In this month’s PLIF blog, Jenny Murdoch from High Life Highland Libraries reflects on their successful ‘High Voltage’ project!
High Life Highland Libraries wanted to take the lead in reaching out to young people (aged 11-25) and helping them to achieve their potential and improve their prospects.
The young people are encouraged to support or lead some of the existing activities in libraries such as Bookbug, Code Club and Lego Club. They can also run with their own ideas, like Minecraft club. They were actively encouraged to sign up to accredited awards like the High Life Highland Leadership Programme, Saltire Awards and Duke of Edinburgh Awards. We have now adapted the signup process to fully integrate High Voltage with the High Life Highland Leadership Programme. This programme gives young people the opportunity to develop their leadership skills in their community and schools whilst giving them valuable experience for future education and employment. By building up their volunteer hours they earn much coveted hoodies!
It quickly became evident that it was a huge project due to the numbers of libraries and the geographical spread of the area. So we extended the timeline to December 2017 to reflect this.
We started by appointing a part-time temporary Assistant Youth Worker to help kick start the project. This enabled us to consult young people who were not already library users and to also offer youth appropriate training. Our young volunteers were recruited by both the Assistant Youth Worker through existing youth groups, through Network Librarians based in schools and through local library staff.
Volunteers had the opportunity to attend local training workshops and then, later on, a celebration day. The celebration was an opportunity for volunteers to meet peers from across the Highlands. Participants came from as far afield as Ardnamuchan in the West coast and Thurso in the North. They all enjoyed leadership training, craft and Technobot sessions. The latter was an opportunity to try out the new tech kit including bots, iPad applications and Anki Overdrive. All this activity was fuelled by an endless supply of pizza!
To date we have recruited 89 young people, across 23 libraries with over 450 people participating in the events. One of the activities introduced has been Technobot drop in events which could not be run without volunteers. This has been very popular with young people as they love demonstrating the equipment and assisting the public. We’d like to say thanks to the North Ayrshire team for sharing their experiences with their DigiDabble sessions.
As well as the positive outcome of volunteer numbers we’ve also produced promotional banners, videos and a recruitment pack to support staff.
As more young people come on board we plan to take it to the next stage by tying in with the Reading Hack model from the Reading Agency. We will encourage volunteers to think of other contributions they can make to the library in addition to existing activities, like planning their own events.

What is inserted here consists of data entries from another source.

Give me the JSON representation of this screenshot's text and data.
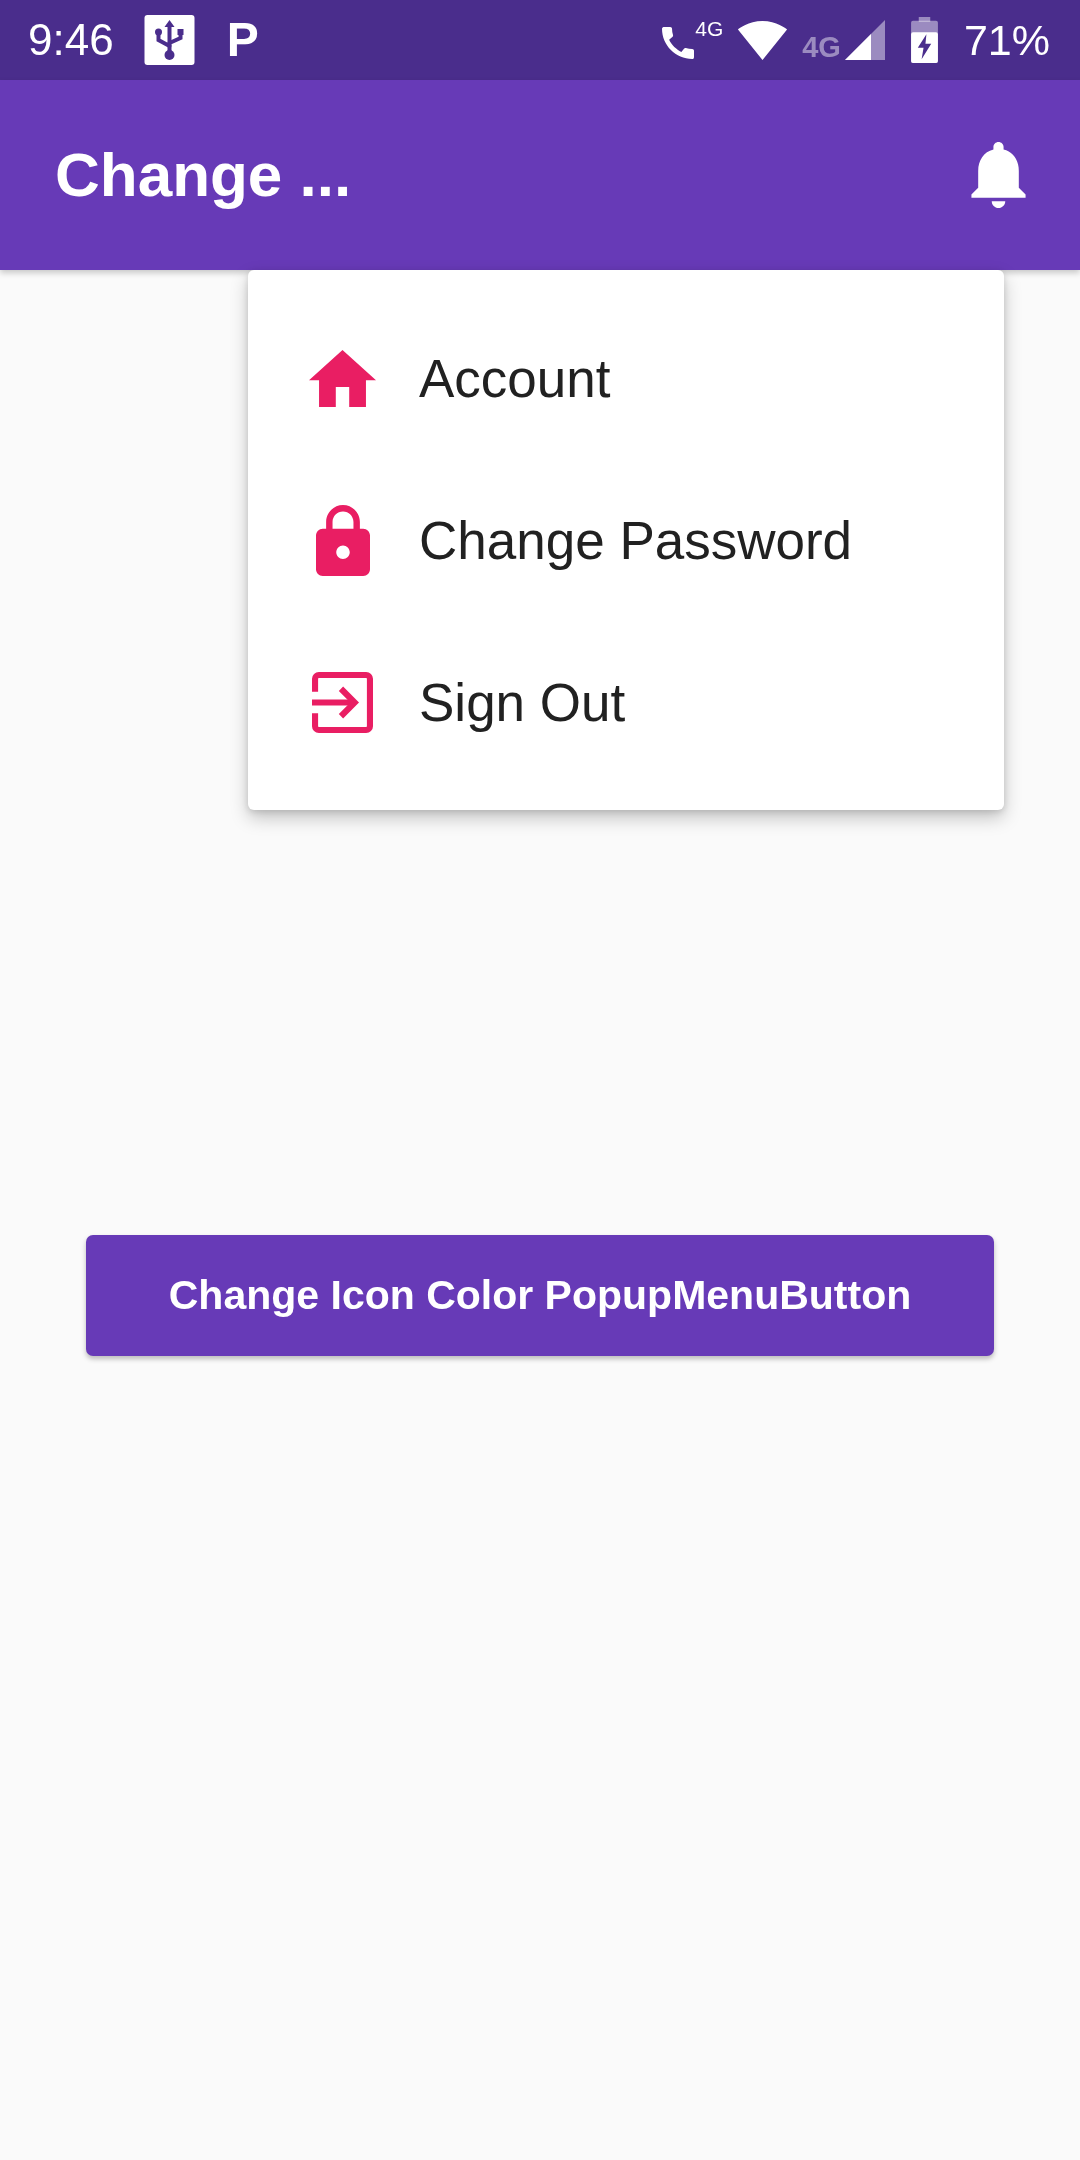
{
  "status_bar": {
    "time": "9:46",
    "notification_letter": "P",
    "call_network": "4G",
    "data_network": "4G",
    "battery": "71%"
  },
  "app_bar": {
    "title": "Change ..."
  },
  "popup_menu": {
    "items": [
      {
        "label": "Account"
      },
      {
        "label": "Change Password"
      },
      {
        "label": "Sign Out"
      }
    ]
  },
  "button": {
    "label": "Change Icon Color PopupMenuButton"
  }
}
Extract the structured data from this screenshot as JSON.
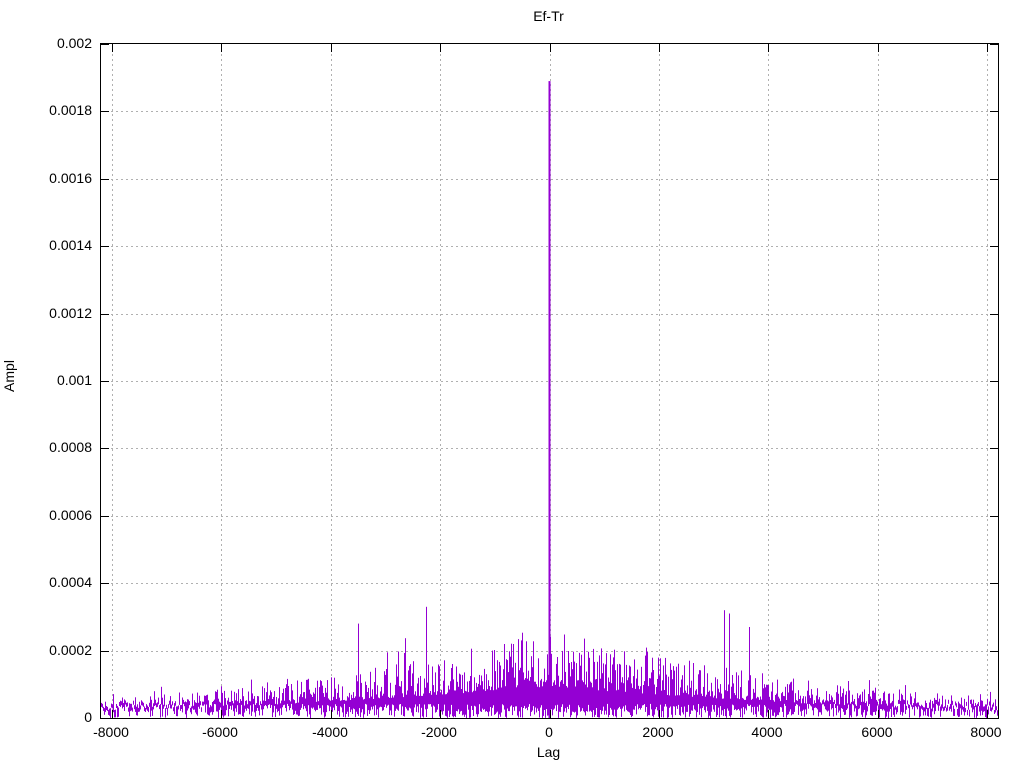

The success of the project has enabled us to set up a sustainable model which we will develop in consultation with our young volunteers as well as in partnership with Youth Work and the High Life Highland Leadership Programme.